**Your objective:** All lines in the entries below that hold "this" make up the answer.

··· Data shown

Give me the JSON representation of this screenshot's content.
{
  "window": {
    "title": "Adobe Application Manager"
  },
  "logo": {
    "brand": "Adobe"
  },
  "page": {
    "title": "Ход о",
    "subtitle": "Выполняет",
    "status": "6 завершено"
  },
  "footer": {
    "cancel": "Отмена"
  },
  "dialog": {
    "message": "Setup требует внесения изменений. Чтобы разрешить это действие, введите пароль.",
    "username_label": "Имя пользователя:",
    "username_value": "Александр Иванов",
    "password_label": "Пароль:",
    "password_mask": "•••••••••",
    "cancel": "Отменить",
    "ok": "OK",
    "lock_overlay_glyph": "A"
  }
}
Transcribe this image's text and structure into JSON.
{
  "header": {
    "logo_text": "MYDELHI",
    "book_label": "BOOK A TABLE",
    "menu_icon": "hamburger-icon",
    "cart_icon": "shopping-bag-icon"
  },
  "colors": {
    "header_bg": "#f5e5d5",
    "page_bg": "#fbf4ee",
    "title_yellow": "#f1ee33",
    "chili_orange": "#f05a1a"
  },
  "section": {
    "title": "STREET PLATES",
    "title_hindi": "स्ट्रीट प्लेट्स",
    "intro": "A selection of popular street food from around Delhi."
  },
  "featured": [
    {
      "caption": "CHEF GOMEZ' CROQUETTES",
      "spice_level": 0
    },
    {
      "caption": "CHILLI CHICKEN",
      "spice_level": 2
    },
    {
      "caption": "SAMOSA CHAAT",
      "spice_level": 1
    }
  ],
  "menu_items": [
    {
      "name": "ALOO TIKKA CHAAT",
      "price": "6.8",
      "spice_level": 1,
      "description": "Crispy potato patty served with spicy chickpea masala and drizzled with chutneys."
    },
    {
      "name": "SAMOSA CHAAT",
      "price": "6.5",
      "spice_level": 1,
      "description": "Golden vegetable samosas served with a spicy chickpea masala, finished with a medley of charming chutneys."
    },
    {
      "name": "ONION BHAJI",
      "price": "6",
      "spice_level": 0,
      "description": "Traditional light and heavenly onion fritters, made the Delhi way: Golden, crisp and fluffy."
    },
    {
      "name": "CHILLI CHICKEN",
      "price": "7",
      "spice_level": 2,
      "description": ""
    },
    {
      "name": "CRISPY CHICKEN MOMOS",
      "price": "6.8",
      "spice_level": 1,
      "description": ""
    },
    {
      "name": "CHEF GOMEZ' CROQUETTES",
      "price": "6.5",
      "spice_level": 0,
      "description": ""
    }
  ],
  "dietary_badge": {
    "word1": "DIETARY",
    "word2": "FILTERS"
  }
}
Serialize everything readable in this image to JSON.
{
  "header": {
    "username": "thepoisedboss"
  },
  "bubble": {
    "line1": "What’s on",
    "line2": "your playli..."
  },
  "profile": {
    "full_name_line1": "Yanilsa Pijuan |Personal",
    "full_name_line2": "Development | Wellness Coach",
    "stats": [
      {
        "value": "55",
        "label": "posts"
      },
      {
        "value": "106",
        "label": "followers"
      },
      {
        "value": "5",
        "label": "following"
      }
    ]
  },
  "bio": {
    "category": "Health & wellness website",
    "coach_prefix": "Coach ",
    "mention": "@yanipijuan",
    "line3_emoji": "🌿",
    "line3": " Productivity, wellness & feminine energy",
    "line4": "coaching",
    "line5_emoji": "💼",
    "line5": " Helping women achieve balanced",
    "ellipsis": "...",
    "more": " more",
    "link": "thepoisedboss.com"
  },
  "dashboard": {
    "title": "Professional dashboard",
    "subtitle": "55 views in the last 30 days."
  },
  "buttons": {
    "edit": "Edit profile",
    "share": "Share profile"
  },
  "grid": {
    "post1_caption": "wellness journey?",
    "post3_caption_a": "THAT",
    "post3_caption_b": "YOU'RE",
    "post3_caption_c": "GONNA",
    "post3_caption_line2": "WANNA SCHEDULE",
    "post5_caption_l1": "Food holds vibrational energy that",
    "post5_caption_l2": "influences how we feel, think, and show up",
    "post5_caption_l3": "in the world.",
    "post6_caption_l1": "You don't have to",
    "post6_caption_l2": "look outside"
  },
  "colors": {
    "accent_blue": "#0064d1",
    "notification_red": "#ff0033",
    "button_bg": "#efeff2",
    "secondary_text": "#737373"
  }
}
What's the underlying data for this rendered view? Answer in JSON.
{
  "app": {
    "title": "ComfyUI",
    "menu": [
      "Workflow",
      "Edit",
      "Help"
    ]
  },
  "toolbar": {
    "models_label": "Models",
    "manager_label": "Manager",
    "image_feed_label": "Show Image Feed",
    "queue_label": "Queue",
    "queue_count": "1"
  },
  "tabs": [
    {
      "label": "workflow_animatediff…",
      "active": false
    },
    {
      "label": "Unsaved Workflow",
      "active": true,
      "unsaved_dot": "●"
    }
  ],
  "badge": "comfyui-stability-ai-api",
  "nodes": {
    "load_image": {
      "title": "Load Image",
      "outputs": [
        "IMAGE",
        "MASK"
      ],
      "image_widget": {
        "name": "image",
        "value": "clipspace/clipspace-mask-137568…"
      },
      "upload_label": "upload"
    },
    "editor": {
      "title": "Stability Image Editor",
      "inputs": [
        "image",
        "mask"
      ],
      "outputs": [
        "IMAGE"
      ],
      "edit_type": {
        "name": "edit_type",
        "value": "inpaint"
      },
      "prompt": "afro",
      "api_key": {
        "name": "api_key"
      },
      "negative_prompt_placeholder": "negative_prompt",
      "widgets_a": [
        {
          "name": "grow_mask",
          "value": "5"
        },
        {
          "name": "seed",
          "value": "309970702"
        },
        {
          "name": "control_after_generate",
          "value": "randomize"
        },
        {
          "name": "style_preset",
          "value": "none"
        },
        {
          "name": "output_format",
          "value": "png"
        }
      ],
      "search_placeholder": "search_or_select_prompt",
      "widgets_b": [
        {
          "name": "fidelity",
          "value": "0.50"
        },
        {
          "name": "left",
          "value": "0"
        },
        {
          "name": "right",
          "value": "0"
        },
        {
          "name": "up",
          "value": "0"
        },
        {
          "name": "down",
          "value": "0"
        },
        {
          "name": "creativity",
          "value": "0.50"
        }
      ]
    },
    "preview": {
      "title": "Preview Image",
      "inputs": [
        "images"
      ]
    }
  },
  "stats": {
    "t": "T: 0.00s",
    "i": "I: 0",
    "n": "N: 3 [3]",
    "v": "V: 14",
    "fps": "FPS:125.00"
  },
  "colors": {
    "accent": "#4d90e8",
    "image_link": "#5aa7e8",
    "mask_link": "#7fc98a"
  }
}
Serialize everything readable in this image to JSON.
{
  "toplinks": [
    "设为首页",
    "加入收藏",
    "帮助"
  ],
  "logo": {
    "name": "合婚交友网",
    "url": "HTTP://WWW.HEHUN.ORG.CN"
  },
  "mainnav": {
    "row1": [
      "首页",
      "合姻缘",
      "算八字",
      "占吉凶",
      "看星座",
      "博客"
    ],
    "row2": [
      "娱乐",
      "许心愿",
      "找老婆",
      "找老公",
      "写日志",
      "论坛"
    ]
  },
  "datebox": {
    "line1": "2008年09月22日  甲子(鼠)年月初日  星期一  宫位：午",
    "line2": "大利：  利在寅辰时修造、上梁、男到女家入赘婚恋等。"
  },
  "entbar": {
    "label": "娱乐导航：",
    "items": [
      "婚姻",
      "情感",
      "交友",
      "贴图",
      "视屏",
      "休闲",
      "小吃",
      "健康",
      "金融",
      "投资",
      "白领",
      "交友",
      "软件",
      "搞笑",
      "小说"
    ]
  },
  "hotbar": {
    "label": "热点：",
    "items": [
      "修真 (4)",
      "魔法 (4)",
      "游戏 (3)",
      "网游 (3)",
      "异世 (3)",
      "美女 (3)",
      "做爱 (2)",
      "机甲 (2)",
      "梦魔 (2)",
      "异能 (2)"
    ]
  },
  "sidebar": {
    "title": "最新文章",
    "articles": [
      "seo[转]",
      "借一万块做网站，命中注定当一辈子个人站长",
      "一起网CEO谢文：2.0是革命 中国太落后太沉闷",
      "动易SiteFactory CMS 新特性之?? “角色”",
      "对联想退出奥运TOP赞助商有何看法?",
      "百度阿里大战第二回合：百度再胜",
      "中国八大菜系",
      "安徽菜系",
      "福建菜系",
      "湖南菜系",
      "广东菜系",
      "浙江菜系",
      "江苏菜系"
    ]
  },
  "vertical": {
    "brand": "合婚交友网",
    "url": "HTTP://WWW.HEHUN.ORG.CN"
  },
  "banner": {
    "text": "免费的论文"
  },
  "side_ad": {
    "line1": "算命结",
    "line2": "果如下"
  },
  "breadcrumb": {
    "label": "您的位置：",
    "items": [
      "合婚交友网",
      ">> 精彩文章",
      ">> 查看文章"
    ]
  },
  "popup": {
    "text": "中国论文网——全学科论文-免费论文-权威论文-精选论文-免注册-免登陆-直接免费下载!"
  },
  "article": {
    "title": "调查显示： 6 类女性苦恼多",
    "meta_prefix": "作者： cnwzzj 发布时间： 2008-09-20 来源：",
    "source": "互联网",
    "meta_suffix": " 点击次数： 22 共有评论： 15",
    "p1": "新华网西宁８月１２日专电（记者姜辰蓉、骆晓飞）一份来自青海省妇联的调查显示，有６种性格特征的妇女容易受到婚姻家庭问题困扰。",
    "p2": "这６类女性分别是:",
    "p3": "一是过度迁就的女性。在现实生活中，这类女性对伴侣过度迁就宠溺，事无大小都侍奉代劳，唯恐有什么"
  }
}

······

**Your response:**
Give me the JSON representation of this screenshot's content.
Transcribe this image's text and structure into JSON.
Serialize everything readable in this image to JSON.
What's the underlying data for this rendered view? Answer in JSON.
Serialize everything readable in this image to JSON.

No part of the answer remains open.